When I got this book, I immediately thought it could be a valuable resource for job interviews. Rather than going through tons of pages from various books, you can just use this book and prepare for the core topics from C++. While it won’t give you enough material for a senior position in C++, it will prepare you for junior/mid jobs or in a situation where C++ is not the dominant language in that position.

During the reading, I sometimes noticed the lack of some important topics like the Rule of Zero, explicit constructors, or some more advanced examples of templates. Still, that’s an unfair view of someone who uses C++ a lot, and won’t be a problem for someone who just started with C++. Maybe it’s even better, as there’s smaller “information overload”.

I like that Slobodan selected a good range of topics to cover. As an example, let’s take the Smart Pointers chapter. To keep it short, he focused on unique_ptr and shared_ptr, but left weak_ptr. This is the right choice, as weak_ptr is probably not something you need to know when starting your C++ journey.
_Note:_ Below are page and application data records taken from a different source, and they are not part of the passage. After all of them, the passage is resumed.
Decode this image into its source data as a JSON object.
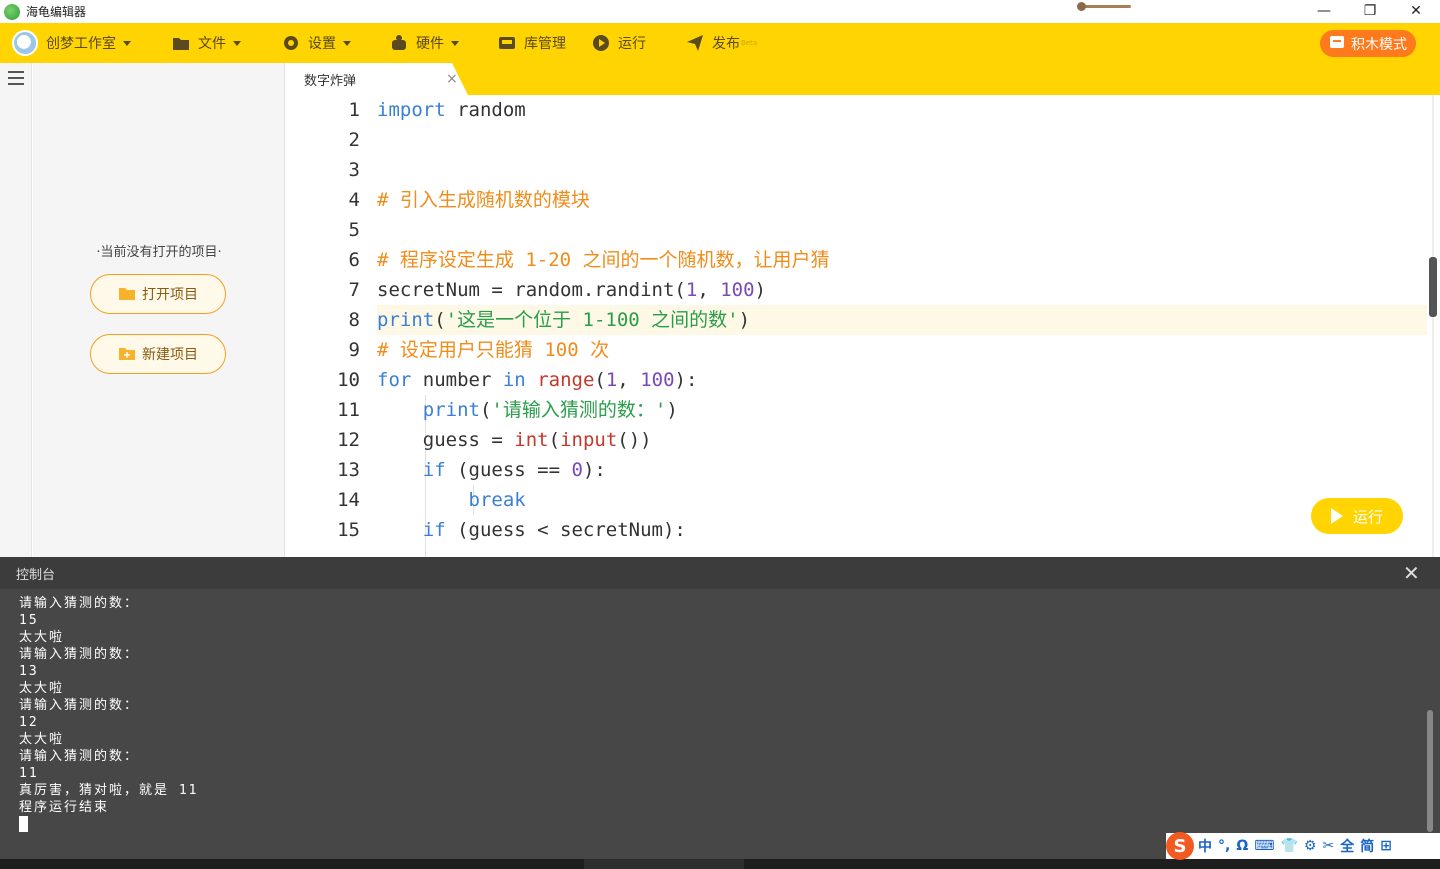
{
  "window": {
    "title": "海龟编辑器",
    "minimize": "—",
    "maximize": "❐",
    "close": "✕"
  },
  "toolbar": {
    "studio": "创梦工作室",
    "file": "文件",
    "settings": "设置",
    "hardware": "硬件",
    "library": "库管理",
    "run": "运行",
    "publish": "发布",
    "publish_badge": "Beta",
    "block_mode": "积木模式",
    "accent": "#ffd400"
  },
  "sidebar": {
    "no_project": "·当前没有打开的项目·",
    "open_project": "打开项目",
    "new_project": "新建项目"
  },
  "tabs": [
    {
      "label": "数字炸弹",
      "close": "×"
    }
  ],
  "editor": {
    "line_numbers": [
      "1",
      "2",
      "3",
      "4",
      "5",
      "6",
      "7",
      "8",
      "9",
      "10",
      "11",
      "12",
      "13",
      "14",
      "15"
    ],
    "run_button": "运行"
  },
  "console": {
    "title": "控制台",
    "close": "✕",
    "lines": [
      "请输入猜测的数：",
      "15",
      "太大啦",
      "请输入猜测的数：",
      "13",
      "太大啦",
      "请输入猜测的数：",
      "12",
      "太大啦",
      "请输入猜测的数：",
      "11",
      "真厉害，猜对啦，就是 11",
      "程序运行结束"
    ]
  },
  "ime": {
    "logo": "S",
    "glyphs": [
      "中",
      "°,",
      "Ω",
      "⌨",
      "👕",
      "⚙",
      "✂",
      "全",
      "简",
      "⊞"
    ]
  }
}
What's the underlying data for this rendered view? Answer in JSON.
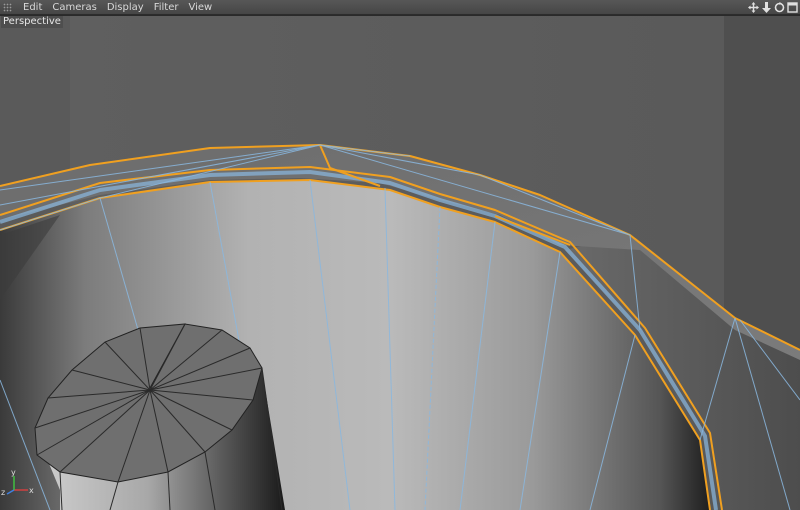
{
  "menubar": {
    "items": [
      "Edit",
      "Cameras",
      "Display",
      "Filter",
      "View"
    ],
    "icons": [
      "move-icon",
      "dolly-icon",
      "rotate-icon",
      "maximize-icon"
    ]
  },
  "viewport": {
    "label": "Perspective",
    "axis_labels": {
      "x": "x",
      "y": "y",
      "z": "z"
    }
  },
  "colors": {
    "selection": "#f0a020",
    "wire": "#8ab8e0",
    "background": "#555555"
  }
}
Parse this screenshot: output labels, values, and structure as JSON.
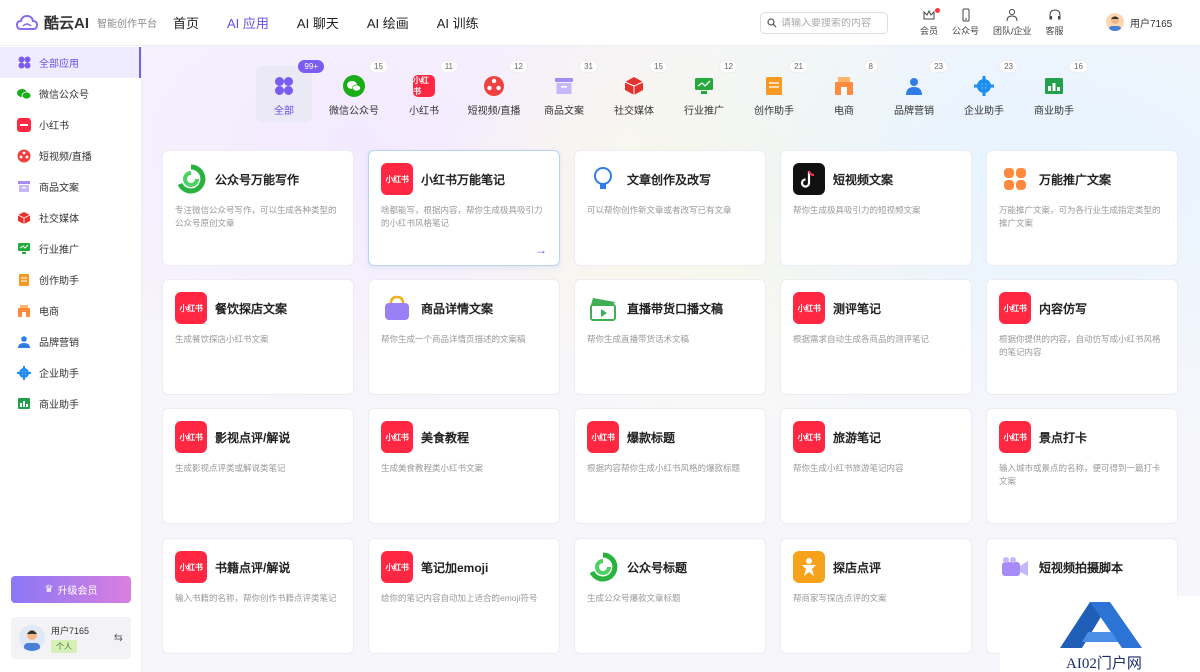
{
  "header": {
    "brand": "酷云AI",
    "tagline": "智能创作平台",
    "nav": [
      "首页",
      "AI 应用",
      "AI 聊天",
      "AI 绘画",
      "AI 训练"
    ],
    "search_placeholder": "请输入要搜索的内容",
    "icons": [
      {
        "label": "会员",
        "icon": "crown-icon"
      },
      {
        "label": "公众号",
        "icon": "phone-icon"
      },
      {
        "label": "团队/企业",
        "icon": "team-icon"
      },
      {
        "label": "客服",
        "icon": "headset-icon"
      }
    ],
    "user": "用户7165"
  },
  "sidebar": {
    "items": [
      {
        "label": "全部应用",
        "icon": "grid-icon"
      },
      {
        "label": "微信公众号",
        "icon": "wechat-icon"
      },
      {
        "label": "小红书",
        "icon": "xiaohongshu-icon"
      },
      {
        "label": "短视频/直播",
        "icon": "video-icon"
      },
      {
        "label": "商品文案",
        "icon": "product-icon"
      },
      {
        "label": "社交媒体",
        "icon": "cube-icon"
      },
      {
        "label": "行业推广",
        "icon": "monitor-icon"
      },
      {
        "label": "创作助手",
        "icon": "doc-icon"
      },
      {
        "label": "电商",
        "icon": "shop-icon"
      },
      {
        "label": "品牌营销",
        "icon": "people-icon"
      },
      {
        "label": "企业助手",
        "icon": "gear-icon"
      },
      {
        "label": "商业助手",
        "icon": "chart-icon"
      }
    ],
    "upgrade": "升级会员",
    "user_name": "用户7165",
    "user_badge": "个人",
    "switch": "⇆"
  },
  "categories": [
    {
      "label": "全部",
      "count": "99+"
    },
    {
      "label": "微信公众号",
      "count": "15"
    },
    {
      "label": "小红书",
      "count": "11"
    },
    {
      "label": "短视频/直播",
      "count": "12"
    },
    {
      "label": "商品文案",
      "count": "31"
    },
    {
      "label": "社交媒体",
      "count": "15"
    },
    {
      "label": "行业推广",
      "count": "12"
    },
    {
      "label": "创作助手",
      "count": "21"
    },
    {
      "label": "电商",
      "count": "8"
    },
    {
      "label": "品牌营销",
      "count": "23"
    },
    {
      "label": "企业助手",
      "count": "23"
    },
    {
      "label": "商业助手",
      "count": "16"
    }
  ],
  "cards": [
    {
      "title": "公众号万能写作",
      "desc": "专注微信公众号写作，可以生成各种类型的公众号原创文章",
      "icon": "wechat-ring-icon"
    },
    {
      "title": "小红书万能笔记",
      "desc": "啥都能写，根据内容，帮你生成极具吸引力的小红书风格笔记",
      "icon": "xiaohongshu-icon"
    },
    {
      "title": "文章创作及改写",
      "desc": "可以帮你创作新文章或者改写已有文章",
      "icon": "bulb-icon"
    },
    {
      "title": "短视频文案",
      "desc": "帮你生成极具吸引力的短视频文案",
      "icon": "tiktok-icon"
    },
    {
      "title": "万能推广文案",
      "desc": "万能推广文案，可为各行业生成指定类型的推广文案",
      "icon": "clover-icon"
    },
    {
      "title": "餐饮探店文案",
      "desc": "生成餐饮探店小红书文案",
      "icon": "xiaohongshu-icon"
    },
    {
      "title": "商品详情文案",
      "desc": "帮你生成一个商品详情页描述的文案稿",
      "icon": "bag-icon"
    },
    {
      "title": "直播带货口播文稿",
      "desc": "帮你生成直播带货话术文稿",
      "icon": "clapper-icon"
    },
    {
      "title": "测评笔记",
      "desc": "根据需求自动生成各商品的测评笔记",
      "icon": "xiaohongshu-icon"
    },
    {
      "title": "内容仿写",
      "desc": "根据你提供的内容，自动仿写成小红书风格的笔记内容",
      "icon": "xiaohongshu-icon"
    },
    {
      "title": "影视点评/解说",
      "desc": "生成影视点评类或解说类笔记",
      "icon": "xiaohongshu-icon"
    },
    {
      "title": "美食教程",
      "desc": "生成美食教程类小红书文案",
      "icon": "xiaohongshu-icon"
    },
    {
      "title": "爆款标题",
      "desc": "根据内容帮你生成小红书风格的爆款标题",
      "icon": "xiaohongshu-icon"
    },
    {
      "title": "旅游笔记",
      "desc": "帮你生成小红书旅游笔记内容",
      "icon": "xiaohongshu-icon"
    },
    {
      "title": "景点打卡",
      "desc": "输入城市或景点的名称，便可得到一篇打卡文案",
      "icon": "xiaohongshu-icon"
    },
    {
      "title": "书籍点评/解说",
      "desc": "输入书籍的名称，帮你创作书籍点评类笔记",
      "icon": "xiaohongshu-icon"
    },
    {
      "title": "笔记加emoji",
      "desc": "给你的笔记内容自动加上适合的emoji符号",
      "icon": "xiaohongshu-icon"
    },
    {
      "title": "公众号标题",
      "desc": "生成公众号爆款文章标题",
      "icon": "wechat-ring-icon"
    },
    {
      "title": "探店点评",
      "desc": "帮商家写探店点评的文案",
      "icon": "person-icon"
    },
    {
      "title": "短视频拍摄脚本",
      "desc": "",
      "icon": "camera-icon"
    }
  ],
  "xhs_text": "小红书",
  "watermark": "AI02门户网",
  "colors": {
    "accent": "#6c4de6",
    "xhs": "#ff2741"
  }
}
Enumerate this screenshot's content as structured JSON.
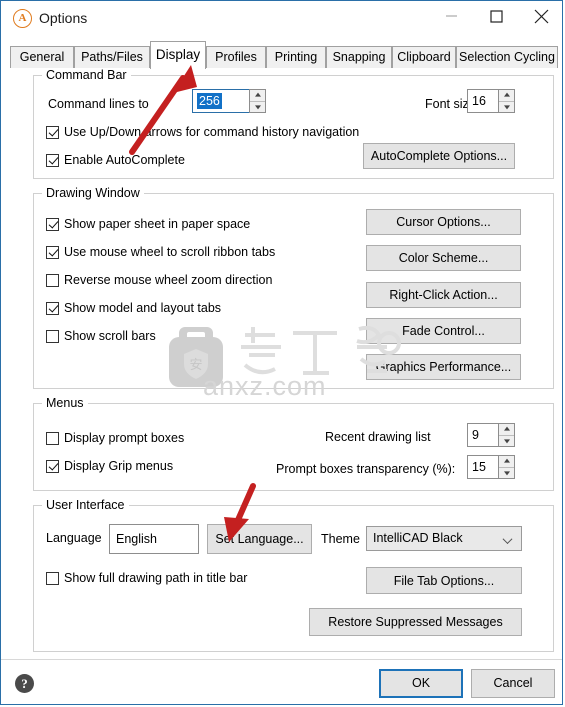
{
  "window": {
    "title": "Options",
    "logo_icon": "intellicad-logo-icon",
    "controls": {
      "minimize": "minimize-icon",
      "maximize": "maximize-icon",
      "close": "close-icon"
    }
  },
  "tabs": [
    {
      "label": "General",
      "active": false
    },
    {
      "label": "Paths/Files",
      "active": false
    },
    {
      "label": "Display",
      "active": true
    },
    {
      "label": "Profiles",
      "active": false
    },
    {
      "label": "Printing",
      "active": false
    },
    {
      "label": "Snapping",
      "active": false
    },
    {
      "label": "Clipboard",
      "active": false
    },
    {
      "label": "Selection Cycling",
      "active": false
    }
  ],
  "command_bar": {
    "title": "Command Bar",
    "command_lines_label": "Command lines to",
    "command_lines_value": "256",
    "font_size_label": "Font size:",
    "font_size_value": "16",
    "checkboxes": [
      {
        "label": "Use Up/Down arrows for command history navigation",
        "checked": true
      },
      {
        "label": "Enable AutoComplete",
        "checked": true
      }
    ],
    "autocomplete_button": "AutoComplete Options..."
  },
  "drawing_window": {
    "title": "Drawing Window",
    "checkboxes": [
      {
        "label": "Show paper sheet in paper space",
        "checked": true
      },
      {
        "label": "Use mouse wheel to scroll ribbon tabs",
        "checked": true
      },
      {
        "label": "Reverse mouse wheel zoom direction",
        "checked": false
      },
      {
        "label": "Show model and layout tabs",
        "checked": true
      },
      {
        "label": "Show scroll bars",
        "checked": false
      }
    ],
    "buttons": [
      "Cursor Options...",
      "Color Scheme...",
      "Right-Click Action...",
      "Fade Control...",
      "Graphics Performance..."
    ]
  },
  "menus": {
    "title": "Menus",
    "checkboxes": [
      {
        "label": "Display prompt boxes",
        "checked": false
      },
      {
        "label": "Display Grip menus",
        "checked": true
      }
    ],
    "recent_drawing_label": "Recent drawing list",
    "recent_drawing_value": "9",
    "transparency_label": "Prompt boxes transparency (%):",
    "transparency_value": "15"
  },
  "user_interface": {
    "title": "User Interface",
    "language_label": "Language",
    "language_value": "English",
    "set_language_button": "Set Language...",
    "theme_label": "Theme",
    "theme_value": "IntelliCAD Black",
    "show_full_path": {
      "label": "Show full drawing path in title bar",
      "checked": false
    },
    "file_tab_button": "File Tab Options...",
    "restore_messages_button": "Restore Suppressed Messages"
  },
  "footer": {
    "help_icon": "help-icon",
    "ok_label": "OK",
    "cancel_label": "Cancel"
  },
  "watermark": {
    "text": "anxz.com"
  },
  "colors": {
    "dialog_border": "#2a6fa8",
    "accent": "#1d72b8",
    "selection": "#1271c7",
    "annotation_arrow": "#c42020",
    "logo": "#e07b1e"
  }
}
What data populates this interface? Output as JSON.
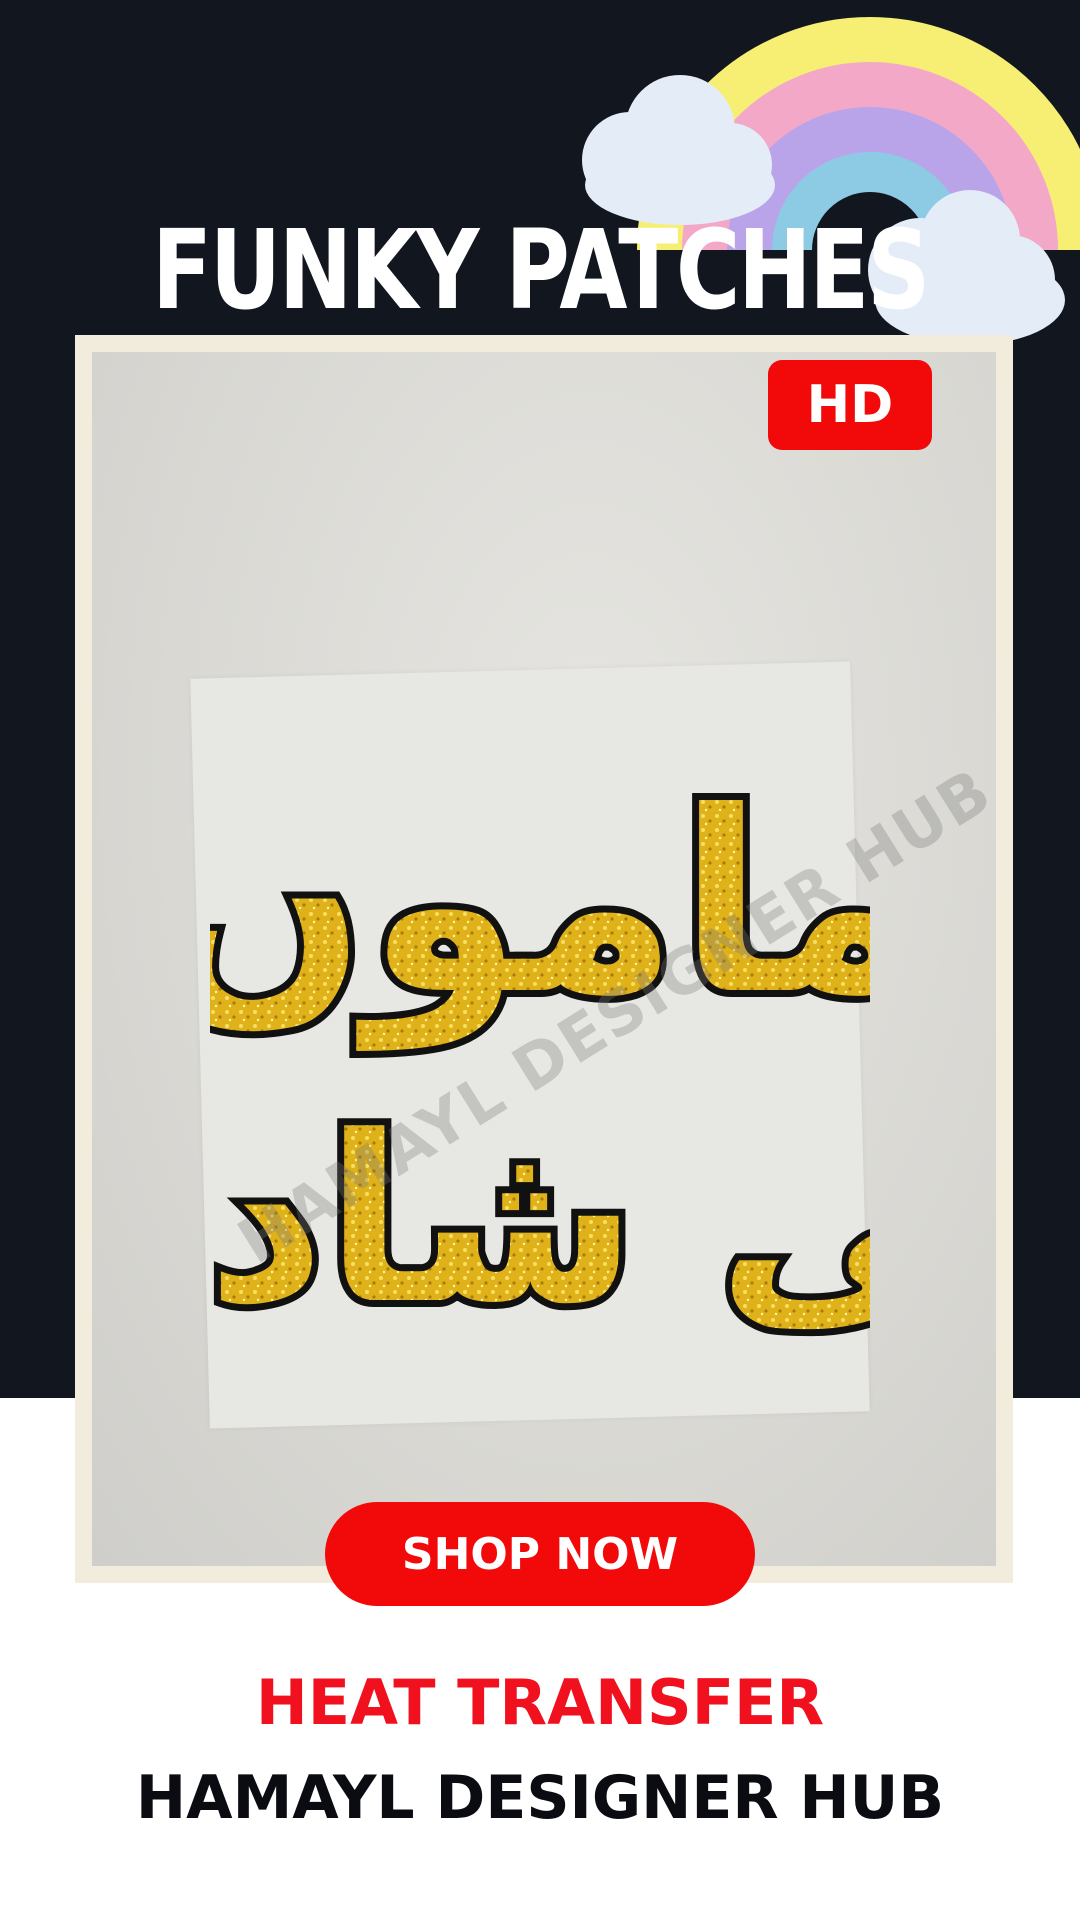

Slobodan also points out why using raw pointers is not the best approach and alternatives Modern C++ offers.

In summary, I like the book, and I can recommend it to anyone looking for reliable and easy-to-read materials.


Final mark: 4/5


  • Concise - the book delivers its promises and goals
  • Lots of examples
  • Gradual increase of the complexity, so you go from simple topics to more advanced.
  • The last chapter is a cool overview of the latest C++ Standards
  • Well written and precise


  • Some chapters are really short, like 2 pages only - some more description, more examples would be helpful there to “fill the gap”
  • Some topics were left out (like explicit ctors, rule of zero) - but maybe that’s not aimed at the beginner level, so that’s not a strong point.